Nucleic acids research vol:35 issue:4 pages:1064-1074
Altritol-modified nucleic acids (ANAs) support RNA-like A-form structures when included in oligonucleotide duplexes. Thus altritol residues seem suitable as candidates for the chemical modification of siRNAs. Here we report that ANA-modified siRNAs targeting the MDR1 gene can exhibit improved efficacy as compared to unmodified controls. This was particularly true of ANA modifications at or near the 3' end of the sense or antisense strands, while modification at the 5' end of the antisense strand resulted in complete loss of activity. Multiple ANA modifications within the sense strand were also well tolerated. Duplexes with ANA modifications at appropriate positions in both strands were generally more effective than duplexes with one modified and one unmodified strand. Initial evidence suggests that the loss of activity associated with ANA modification of the 5'-antisense strand may be due to reduced phosphorylation at this site by cellular kinases. Treatment of drug resistant cells with MDR1-targeted siRNAs resulted in reduction of P-glycoprotein (Pgp) expression, parallel reduction in MDR1 message levels, increased accumulation of the Pgp substrate rhodamine 123, and reduced resistance to anti-tumor drugs. Interestingly, the duration of action of some of the ANA-modified siRNAs was substantially greater than that of unmodified controls.
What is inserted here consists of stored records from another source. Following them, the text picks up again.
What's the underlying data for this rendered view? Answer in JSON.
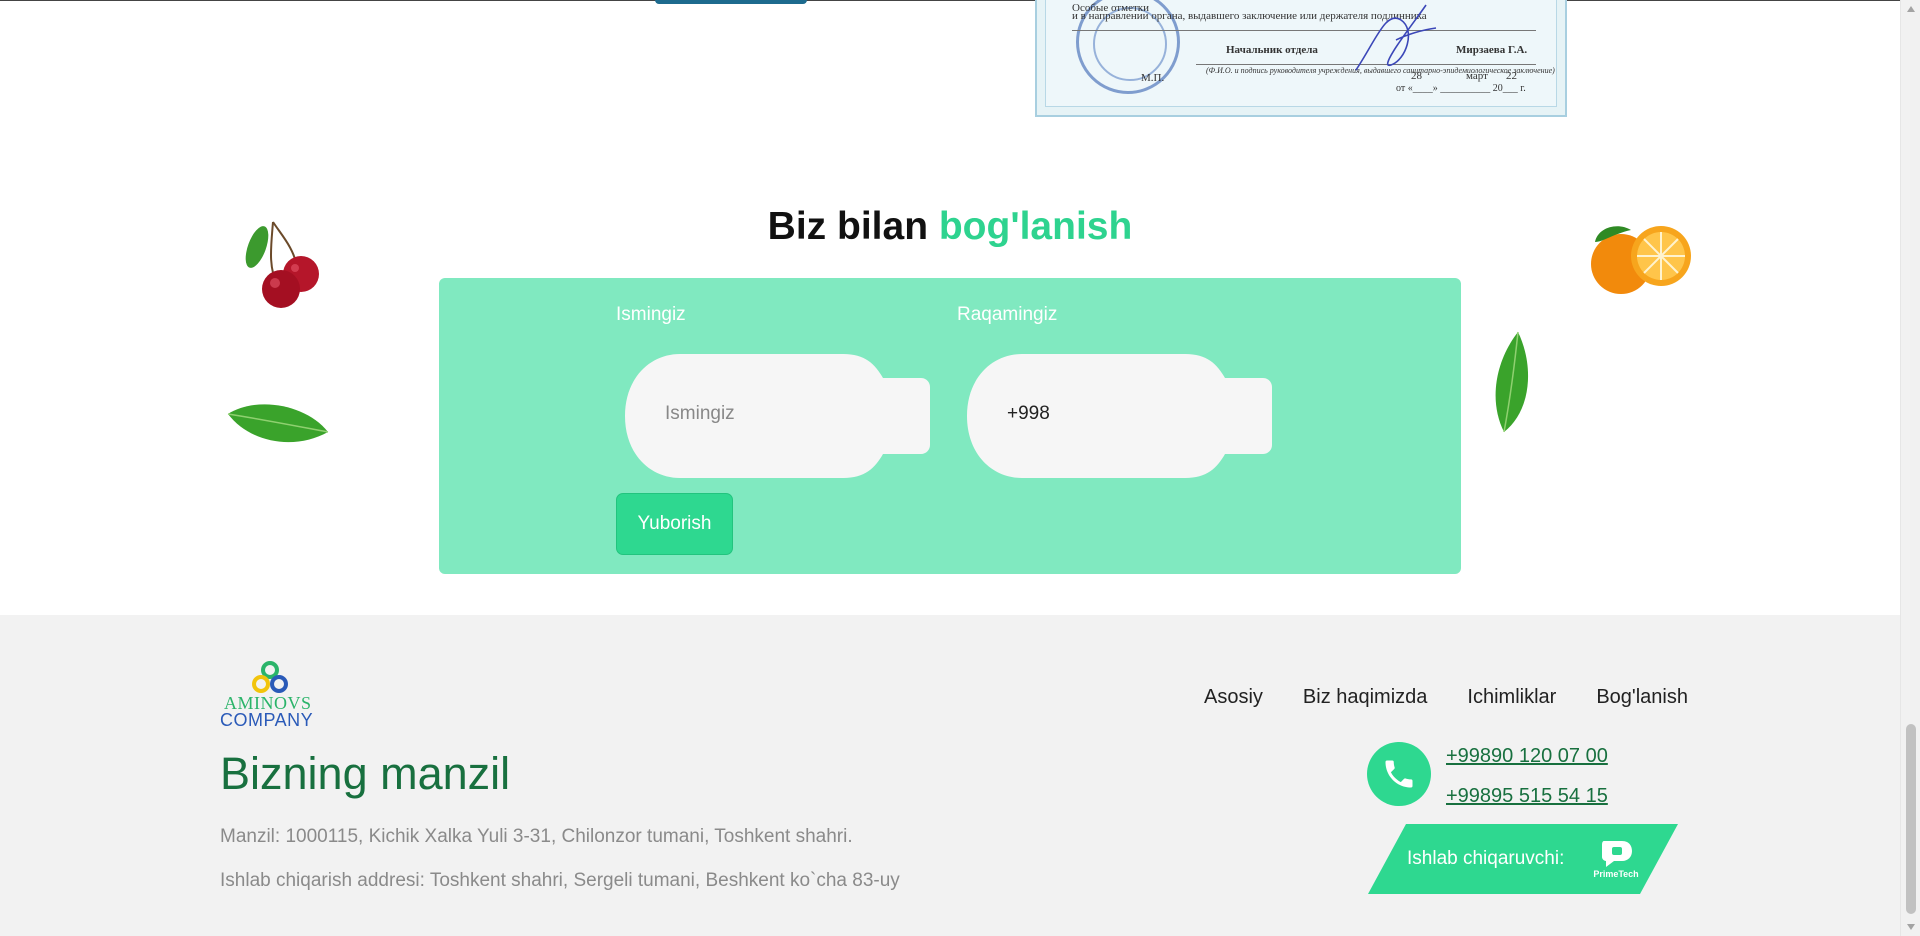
{
  "certificate": {
    "line1": "и в направлении органа, выдавшего заключение или держателя подлинника",
    "label_overlap": "Особые отметки",
    "position": "Начальник отдела",
    "name": "Мирзаева Г.А.",
    "caption": "(Ф.И.О. и подпись руководителя учреждения, выдавшего санитарно-эпидемиологическое заключение)",
    "mp": "М.П.",
    "day": "28",
    "month": "март",
    "year": "22",
    "date_line": "от «____» __________ 20___ г."
  },
  "contact": {
    "title_main": "Biz bilan",
    "title_accent": "bog'lanish",
    "name_label": "Ismingiz",
    "name_placeholder": "Ismingiz",
    "name_value": "",
    "phone_label": "Raqamingiz",
    "phone_value": "+998",
    "submit_label": "Yuborish"
  },
  "footer": {
    "logo_line1": "AMINOVS",
    "logo_line2": "COMPANY",
    "address_title": "Bizning manzil",
    "address": "Manzil: 1000115, Kichik Xalka Yuli 3-31, Chilonzor tumani, Toshkent shahri.",
    "production_address": "Ishlab chiqarish addresi: Toshkent shahri, Sergeli tumani, Beshkent ko`cha 83-uy",
    "nav": [
      "Asosiy",
      "Biz haqimizda",
      "Ichimliklar",
      "Bog'lanish"
    ],
    "phones": [
      "+99890 120 07 00",
      "+99895 515 54 15"
    ],
    "maker_label": "Ishlab chiqaruvchi:",
    "maker_brand": "PrimeTech"
  },
  "colors": {
    "accent": "#2ed38f",
    "form_bg": "#80e9c0",
    "footer_bg": "#f2f2f2",
    "dark_green": "#18703f"
  },
  "icons": [
    "cherry-image",
    "leaf-image",
    "orange-image",
    "phone-icon",
    "primetech-logo-icon",
    "aminovs-logo-icon"
  ]
}
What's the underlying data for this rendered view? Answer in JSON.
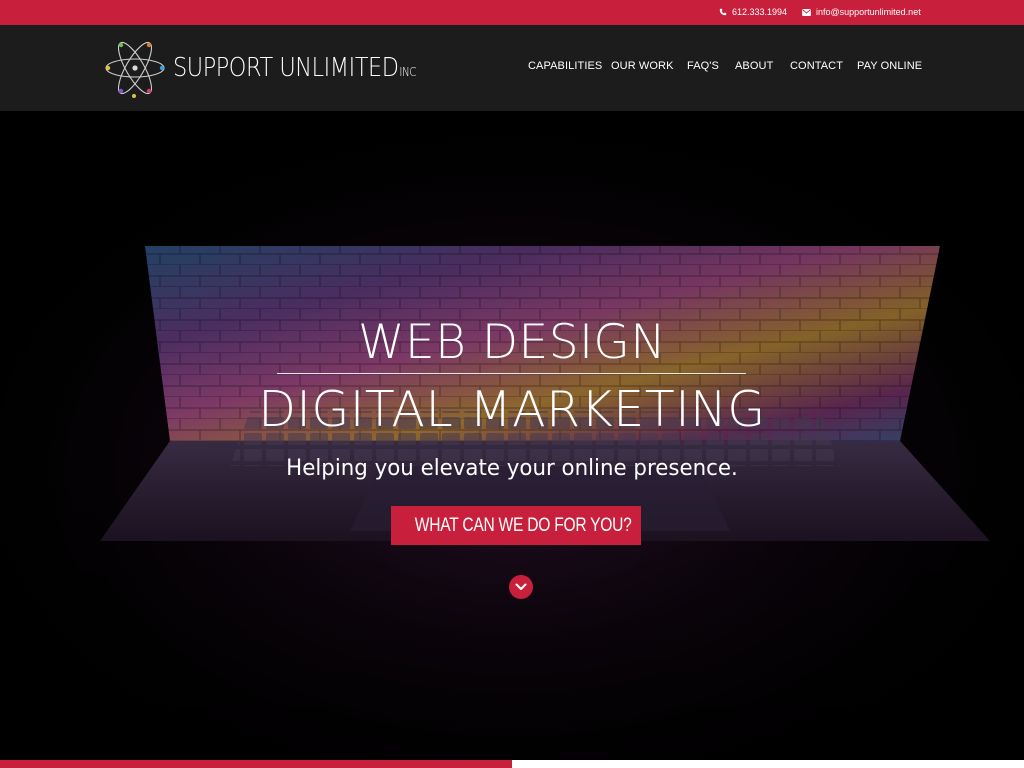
{
  "topbar": {
    "phone": "612.333.1994",
    "email": "info@supportunlimited.net",
    "phone_icon": "phone-icon",
    "email_icon": "envelope-icon"
  },
  "header": {
    "logo_text": "SUPPORT UNLIMITED",
    "logo_suffix": "INC",
    "nav": [
      {
        "label": "CAPABILITIES"
      },
      {
        "label": "OUR WORK"
      },
      {
        "label": "FAQ'S"
      },
      {
        "label": "ABOUT"
      },
      {
        "label": "CONTACT"
      },
      {
        "label": "PAY ONLINE"
      }
    ]
  },
  "hero": {
    "title_line1": "WEB DESIGN",
    "title_line2": "DIGITAL MARKETING",
    "subtitle": "Helping you elevate your online presence.",
    "cta_label": "WHAT CAN WE DO FOR YOU?",
    "scroll_icon": "chevron-down-icon"
  },
  "colors": {
    "accent": "#c8203c",
    "header_bg": "#1c1c1c",
    "hero_bg": "#000000"
  }
}
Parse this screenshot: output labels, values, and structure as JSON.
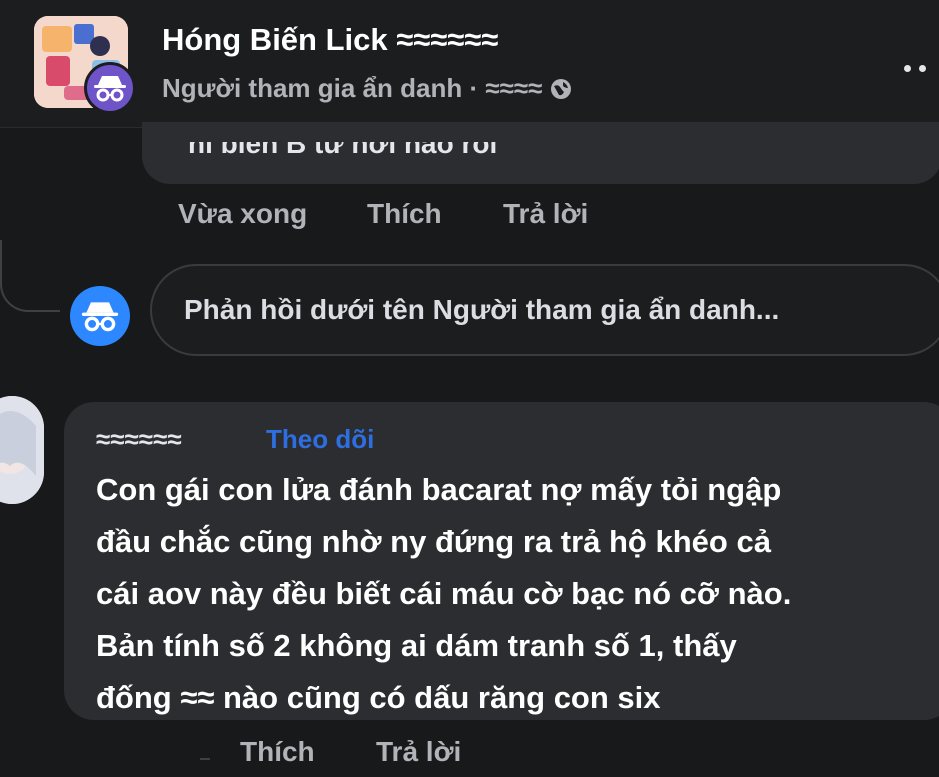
{
  "header": {
    "name": "Hóng Biến Lick ≈≈≈≈≈≈",
    "meta": "Người tham gia ẩn danh · ≈≈≈≈",
    "more_icon": "more-icon",
    "group_avatar_icon": "group-avatar",
    "anon_badge_icon": "incognito-icon",
    "globe_icon": "globe-icon"
  },
  "previous_comment": {
    "text": "hi biến B từ nơi nào rồi",
    "actions": {
      "time": "Vừa xong",
      "like": "Thích",
      "reply": "Trả lời"
    }
  },
  "reply_box": {
    "avatar_icon": "incognito-icon",
    "placeholder": "Phản hồi dưới tên Người tham gia ẩn danh..."
  },
  "comment": {
    "author": "≈≈≈≈≈≈",
    "follow_label": "Theo dõi",
    "lines": [
      "Con gái con lửa đánh bacarat nợ mấy tỏi ngập",
      "đầu chắc cũng nhờ ny đứng ra trả hộ khéo cả",
      "cái aov này đều biết cái máu cờ bạc nó cỡ nào.",
      "Bản tính số 2 không ai dám tranh số 1, thấy",
      "đống ≈≈ nào cũng có dấu răng con six"
    ],
    "actions": {
      "like": "Thích",
      "reply": "Trả lời"
    }
  },
  "colors": {
    "background": "#18191b",
    "bubble": "#2c2d30",
    "link": "#2d6fe0",
    "anon_badge": "#6e53c9",
    "reply_avatar": "#2d88ff"
  }
}
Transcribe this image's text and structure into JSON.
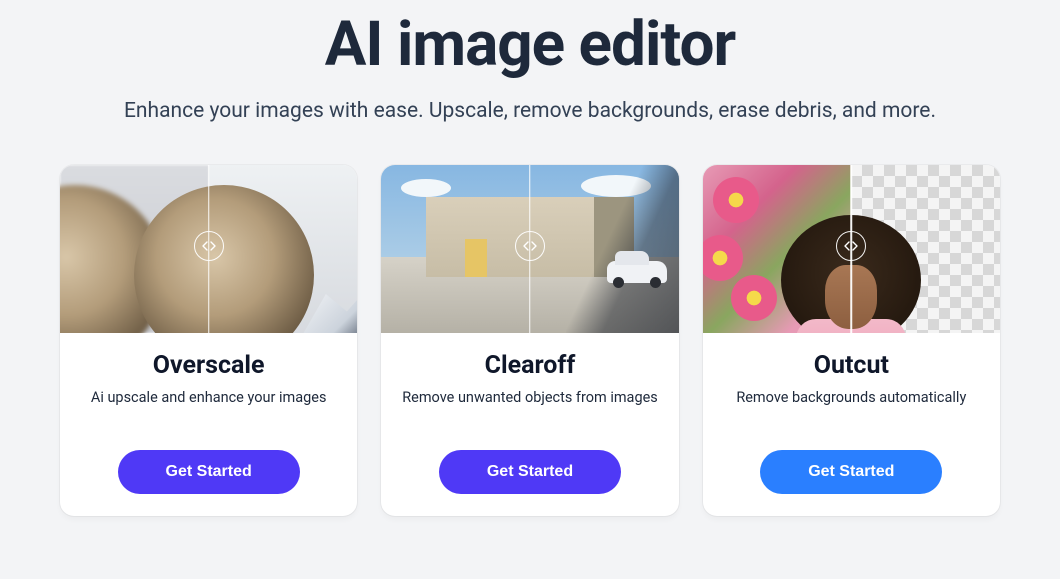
{
  "hero": {
    "title": "AI image editor",
    "subtitle": "Enhance your images with ease. Upscale, remove backgrounds, erase debris, and more."
  },
  "cards": [
    {
      "title": "Overscale",
      "desc": "Ai upscale and enhance your images",
      "cta": "Get Started"
    },
    {
      "title": "Clearoff",
      "desc": "Remove unwanted objects from images",
      "cta": "Get Started"
    },
    {
      "title": "Outcut",
      "desc": "Remove backgrounds automatically",
      "cta": "Get Started"
    }
  ],
  "colors": {
    "primary": "#4f39f6",
    "primary_alt": "#2a7fff",
    "text": "#1e293b"
  }
}
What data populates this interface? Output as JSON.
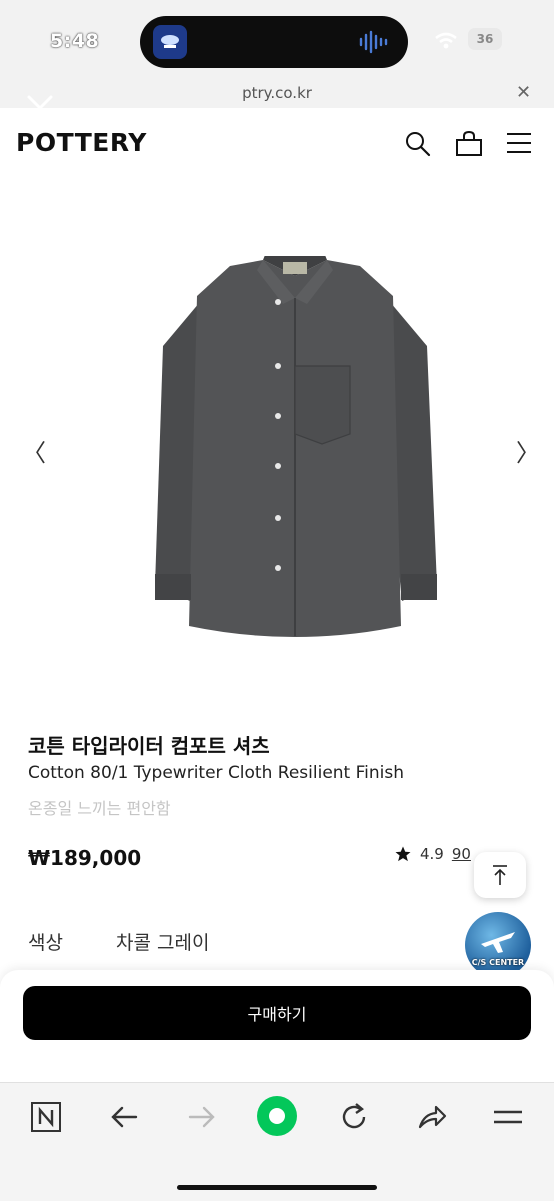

These observations suggest that altritol modifications may be helpful in developing siRNAs with enhanced pharmacological effectiveness.